The Handmaid’s Tale, by Canadian author Margaret Atwood has inspired communities of women to protest against the anti-choice legislations that have been challenging societies. Though Atwood’s book depicts a dystopian society, women donning the scarlet robes and white bonnets remind us that reality is facing the challenges the fictional society faced in the novel.
In March 2017, a group of women marched into Texas’ state capitol building, dressed in the iconic scarlet robes and white bonnets that were worn to limit sight in one direction, forward. This came before the release of the Hulu hit series based on the book, but was not an act of fandom. The women had dressed in the attire to protest against a bill that would restrict abortions in the state. From the balcony, surrounded by police officers, they turned cosplay into a political act that would start more. An act that would start a global movement against anti-abortion legislation.

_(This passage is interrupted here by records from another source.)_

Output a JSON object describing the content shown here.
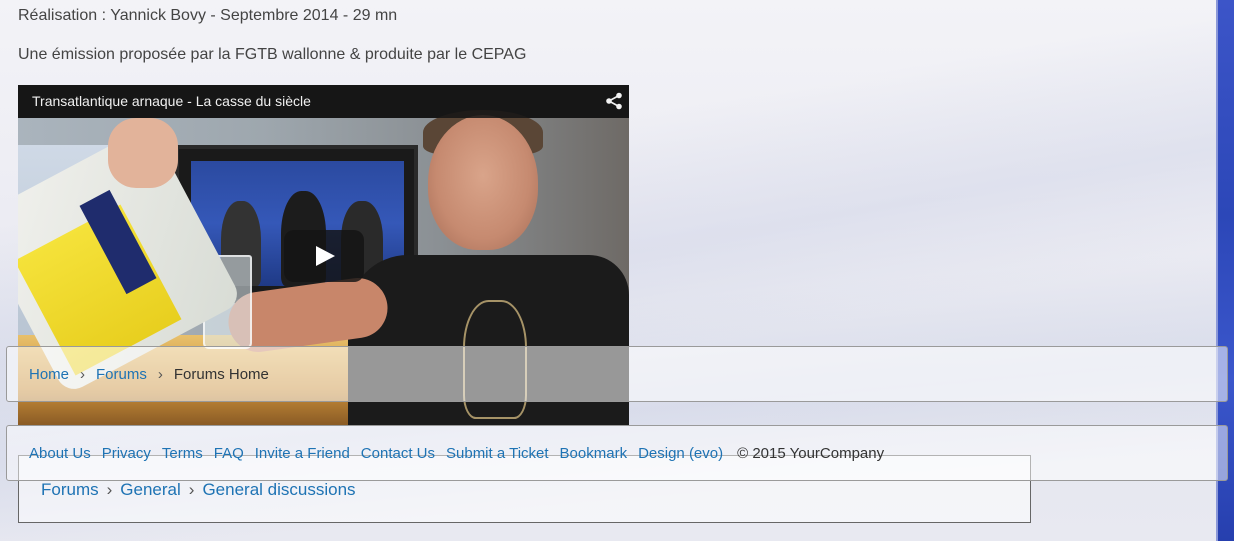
{
  "article": {
    "credit": "Réalisation : Yannick Bovy - Septembre 2014 - 29 mn",
    "producer": "Une émission proposée par la FGTB wallonne & produite par le CEPAG"
  },
  "video": {
    "title": "Transatlantique arnaque - La casse du siècle",
    "icons": {
      "share": "share-icon",
      "play": "play-icon"
    }
  },
  "breadcrumb": {
    "items": [
      "Home",
      "Forums"
    ],
    "current": "Forums Home",
    "separator": "›"
  },
  "footer": {
    "links": [
      "About Us",
      "Privacy",
      "Terms",
      "FAQ",
      "Invite a Friend",
      "Contact Us",
      "Submit a Ticket",
      "Bookmark",
      "Design (evo)"
    ],
    "copyright": "© 2015 YourCompany"
  },
  "forum_path": {
    "items": [
      "Forums",
      "General",
      "General discussions"
    ],
    "separator": "›"
  },
  "colors": {
    "link": "#1e73b4",
    "text": "#333333",
    "right_strip": "#2c47b8"
  }
}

The momentum was passionate, six weeks later protesters in Missouri dressed similarly to protest against a budget provision that would bar uninsured women from getting services from doctors that would refer them to abortion facilities. The movement has gained a lot of attention on social media as well as media in general, with twitter being key in expressing opinions on the protests but also its relation and impact with the hit TV series.
Emily Morgan is an important figure in this movement, as after recognising the potential to expand the protest nationwide, she set up a website called The Handmaid’s Coalition. The website offers tips on making costumes and gathering participants for the protests, ultimately acting as the central source for pushing this movement forward. The movement later hit Ohio, Illinois, Massachusetts, and has now gone international.
The most recent protest consisted of four women dressed in Handmaid attire in Queensland, Australia. This comes ahead of the state elections on the 25th of November, in an attempt to remind voters that whether or not abortion remains a crime under state law depends on who wins in the upcoming elections. Abortion is still a crime in Queensland, and only unlawful if the fetus is a detriment to the women’s physical or mental state. Renee Carr, the executive director of Fair Agenda, and independent lobby group, told Buzzfeed News “Right now there aren’t enough pro-choice champions in parliament to end these cruel and degrading laws. But at this election we can change that.”